* **Work order**
Every line of the data below that holds the string "JSON" needs to be reported.

* **Data excerpts**
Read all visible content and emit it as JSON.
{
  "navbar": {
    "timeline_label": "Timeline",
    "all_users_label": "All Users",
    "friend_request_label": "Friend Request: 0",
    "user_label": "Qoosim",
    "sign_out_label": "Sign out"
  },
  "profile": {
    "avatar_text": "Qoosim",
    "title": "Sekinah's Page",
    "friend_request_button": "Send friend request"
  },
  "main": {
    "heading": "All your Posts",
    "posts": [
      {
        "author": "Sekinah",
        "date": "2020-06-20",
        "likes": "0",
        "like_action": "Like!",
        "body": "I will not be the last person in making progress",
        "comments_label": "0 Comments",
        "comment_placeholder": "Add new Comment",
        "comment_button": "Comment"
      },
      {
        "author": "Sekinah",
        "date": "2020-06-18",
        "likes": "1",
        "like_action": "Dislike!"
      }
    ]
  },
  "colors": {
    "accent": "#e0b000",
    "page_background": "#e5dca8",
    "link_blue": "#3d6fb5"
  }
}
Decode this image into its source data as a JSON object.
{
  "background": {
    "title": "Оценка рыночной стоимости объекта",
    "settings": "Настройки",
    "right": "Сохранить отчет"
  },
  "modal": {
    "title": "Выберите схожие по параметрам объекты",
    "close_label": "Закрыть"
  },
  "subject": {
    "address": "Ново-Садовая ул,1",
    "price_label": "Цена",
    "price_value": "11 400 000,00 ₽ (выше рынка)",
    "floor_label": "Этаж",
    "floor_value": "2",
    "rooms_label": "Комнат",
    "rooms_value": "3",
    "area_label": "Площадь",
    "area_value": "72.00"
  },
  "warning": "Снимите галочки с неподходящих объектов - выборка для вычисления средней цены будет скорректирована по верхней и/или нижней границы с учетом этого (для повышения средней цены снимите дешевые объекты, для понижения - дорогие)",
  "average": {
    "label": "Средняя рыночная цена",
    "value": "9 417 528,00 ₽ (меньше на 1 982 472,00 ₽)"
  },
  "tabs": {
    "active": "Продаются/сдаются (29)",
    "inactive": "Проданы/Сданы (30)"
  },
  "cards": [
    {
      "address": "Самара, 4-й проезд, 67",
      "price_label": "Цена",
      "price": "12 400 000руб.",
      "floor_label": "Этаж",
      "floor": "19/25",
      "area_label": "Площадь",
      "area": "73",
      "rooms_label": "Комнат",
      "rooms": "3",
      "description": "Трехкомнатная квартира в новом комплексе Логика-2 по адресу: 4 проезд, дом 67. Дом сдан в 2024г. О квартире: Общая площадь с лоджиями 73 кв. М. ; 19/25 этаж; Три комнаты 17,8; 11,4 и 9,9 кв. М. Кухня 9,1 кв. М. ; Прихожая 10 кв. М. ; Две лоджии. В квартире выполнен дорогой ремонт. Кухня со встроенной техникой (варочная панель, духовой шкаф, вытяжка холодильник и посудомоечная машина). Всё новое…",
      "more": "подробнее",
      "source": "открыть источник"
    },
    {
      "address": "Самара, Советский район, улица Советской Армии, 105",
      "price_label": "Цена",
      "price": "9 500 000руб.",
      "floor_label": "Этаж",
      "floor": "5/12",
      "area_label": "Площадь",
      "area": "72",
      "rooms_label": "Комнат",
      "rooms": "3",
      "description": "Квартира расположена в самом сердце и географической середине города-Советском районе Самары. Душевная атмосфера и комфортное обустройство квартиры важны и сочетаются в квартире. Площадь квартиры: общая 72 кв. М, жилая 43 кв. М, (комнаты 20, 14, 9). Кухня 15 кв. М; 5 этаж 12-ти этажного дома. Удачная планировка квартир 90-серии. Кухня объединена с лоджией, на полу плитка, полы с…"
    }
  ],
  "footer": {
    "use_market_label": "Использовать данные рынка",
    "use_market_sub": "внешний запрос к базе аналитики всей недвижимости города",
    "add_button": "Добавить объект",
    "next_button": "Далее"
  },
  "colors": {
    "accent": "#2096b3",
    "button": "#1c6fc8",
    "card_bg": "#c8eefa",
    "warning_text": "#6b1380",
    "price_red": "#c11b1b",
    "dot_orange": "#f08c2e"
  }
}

* **Task result**
Read all visible content and emit it as JSON.
Decode this image into its source data as a JSON object.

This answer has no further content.